Lots of people will charge - in fact, I've seen it already - that all he has done is "give a speech or two." "Give a speech, win the Nobel Peace Prize! If I had only known it was that easy!"

This criticism, of course, reflects a staggering amount of ignorance about the significant day-to-day work that presidents and governments do. There is no doubt that Obama and his team have put long hours and no small amount of elbow grease into the nuts and bolts of these issues. Governing is a slow and difficult process.

But more to the point, this criticism misses the obvious reality that public gestures are important. That's how you motivate regular people and pressure governments, and it's how world leaders set the course of international affairs. Barack Obama could have set the course, as his predecessor did, towards unilateralism and unnecessary wars. He could have ignored the issue of nuclear disarmament, waited until the last minute to get serious about Israel/Palestine, denied the reality of global warming and the catastrophic effects it could have on the world, refused to engage in diplomacy with America's enemies, defied international law and human rights by torturing prisoners, and regarded other world leaders as obstacles rather than partners in the pursuit of global peace. That kind of behavior certainly wouldn't have been without precedent.

But he took a different course. He dove right into some of the thorniest problems in the world, all of which demand attention and priority - and none of which can wait. And if we have inched closer to a solution to any of those outrages against peace, it is because of the aspirations and work of this specific person. The world is a very different place today because Barack Obama is President of the United States. I think that's worth recognizing.

Tuesday, October 6, 2009

How Charming!

Andrew Sullivan highlights Jerry Coyne's dispatch from a major meeting of atheists last weekend:
Dan Dennett talked about interviews with active priests and ministers who are atheists, and also mounted a hilarious attack on theologians like Karen Armstrong, who mouth pious nonsense like, “God is the God behind God.” Dennett calls this kind of language a “deepity”: a statement that has two meanings, one of which is true but superficial, the other which sounds profound but is meaningless. His exemplar of a deepity is the statement “Love is just a word.” True, it’s a word like “cheeseburger,” but the supposed deeper sense is wrong: love is an emotion, a feeling, a condition, and not just a word in the dictionary. He gave several examples of other deepities from academic theologians; when you see these things laid out — ripped from their texts — in a Powerpoint slide, they make you realize how truly fatuous are the lucubrations of people like Armstrong, Eagleton, and Haught. Sarcasm will be the best weapon against this stuff.
The first time I read this, I thought there was no way that's what Coyne meant to say - his words must have been, for lack a better phrase, "ripped from the text." Then I went and read the whole thing in context, which is what you do when you have even a modicum of respect for people with whom you disagree - or for the pursuit of knowledge generally.
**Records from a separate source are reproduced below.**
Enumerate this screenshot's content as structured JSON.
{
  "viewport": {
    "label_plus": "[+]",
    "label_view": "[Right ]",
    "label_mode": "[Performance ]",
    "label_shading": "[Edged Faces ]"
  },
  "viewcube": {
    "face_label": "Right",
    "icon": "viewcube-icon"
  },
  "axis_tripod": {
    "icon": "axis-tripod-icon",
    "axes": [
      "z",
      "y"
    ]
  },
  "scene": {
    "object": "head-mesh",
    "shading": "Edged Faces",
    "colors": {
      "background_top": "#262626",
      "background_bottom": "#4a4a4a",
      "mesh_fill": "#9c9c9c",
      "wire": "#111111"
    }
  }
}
But that didn't change anything. Coyne is actually suggesting that "ripping" the words of major writers "from their texts" - something the rest of us call "taking things out of context" - is the best way to engage in debate, rather than a tactic which would get you dismissed from any serious conversation. After all, most people respond positively to sneering contempt and lazy intellectual posturing. I think it's clear that whatever small interest people like this have in changing minds is totally overwhelmed by the pleasure they get from patting each other on the back. (By the way, for those who are interested, I took a more comprehensive look at this issue here.)